While we tend to look back on NASA’s Apollo and Gemini days as a golden era of space exploration, for the men and women involved in the massive undertaking, peace was far from their minds. Through the rosy lenses of history, we tend to think of America’s space pioneering efforts as an example of mankind’s ability to put aside differences in favor of a far-reaching goal – but in reality, the space race was always an extension of the Cold War.
Today, people often posit the question, “why haven’t we gone back to the moon in decades?” It’s not an unfair one – we managed to put two men on the moon using an entire spaceship that possessed less computing power than the phone you may have dropped in the toilet once or twice, and although the expense of the trip was high, most of the tech required for the voyage has already been developed, tested, and even improved upon since.
If you ask famed astrophysicist Neil DeGrasse Tyson why we haven’t made a more concerted effort toward space exploration and travel in recent decades, he’ll provide a succinct answer. The problem is that we’re no longer amidst a space race with another nation that may use their space-born superiority as the ultimate high ground in a military conflict, as we feared the Soviets might do.
According to Tyson, that fear could ignite serious change in the way we think of space operations in the modern world.
“This would reignite the flames of innovation that I think we, at least in the US, at one time took for granted,” Tyson explained, “You would transform a sleepy country into an innovation nation and you’d do it practically overnight. And that transformation has huge economic implications.”
In an episode of his podcast StarTalk, Tyson was even more succinct, stating plainly that, “If China announced plans to build a military base on the moon, we’d be there in a month.”
Well, he may just get his wish. A number of nations have recently begun making significant strides toward matching America’s space capabilities, in large part because the United States has not expanded upon its celestial skill set (for the most part) in decades, allowing lesser developed nations to close the gap between us. China has indeed announced plans to go to the moon, though there have been no claims of Chinese moon bases surfacing quite yet. Russia has become the only nation with a personnel ferry service into orbit since the American space shuttle was retired, and thus far, no private space agency has mustered the might needed to break new “ground” in the skies above us, focusing instead on reducing costs in new ways, but still conducting the normal space operations we’ve been carrying out for years. Plans for the future, of course, could change that.

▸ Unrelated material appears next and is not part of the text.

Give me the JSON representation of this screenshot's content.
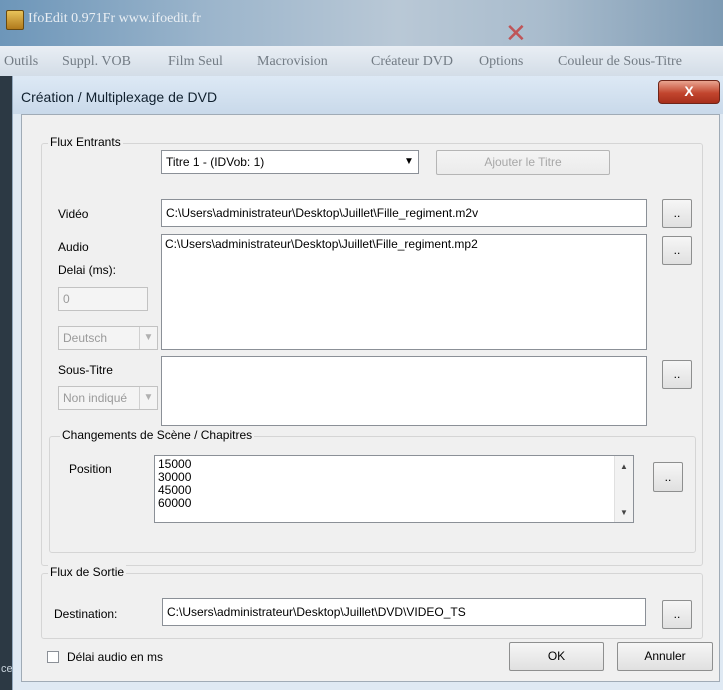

Further exemplifying this point, was Iran’s successful rocket launch on Thursday.
While sending a rocket into space was once something only a few nations were capable of, the skies have grown increasingly crowded in recent years. Now the Islamic Republic of Iran has successfully placed a satellite in orbit – a feat never before accomplished by the Arab nation. It bears noting that the same technology used to send a rocket into orbit is also found in large-scale ballistic missiles. It’s no coincidence that we were sending men to the moon at the same time as we were building massive ICBMs.
While Iran’s success this week doesn’t indicate that they’ve surpassed America’s orbital capabilities in any way, it marks a clear advance toward them by a nation many wouldn’t see as a competitor to the might of the United States in space. It would seem a number of nations have recently taken to appreciating the value in having a presence high overhead, with the U.S. lagging behind in terms of concern about keeping its foothold.
If Dr. Tyson is right, however, maybe launches like Iran’s will reignite the fires of exploration and discovery, as a means by which to expand our influence and defensive posture. If not… we may see the day that we’re asking Iran for a ride to the International Space Station.
That might seem crazy… but the United States is also amidst pushing through a new series of economic sanctions on Russia, with American astronauts currently slated in hitch a ride in one of their rockets this very Friday.
Image courtesy of NASA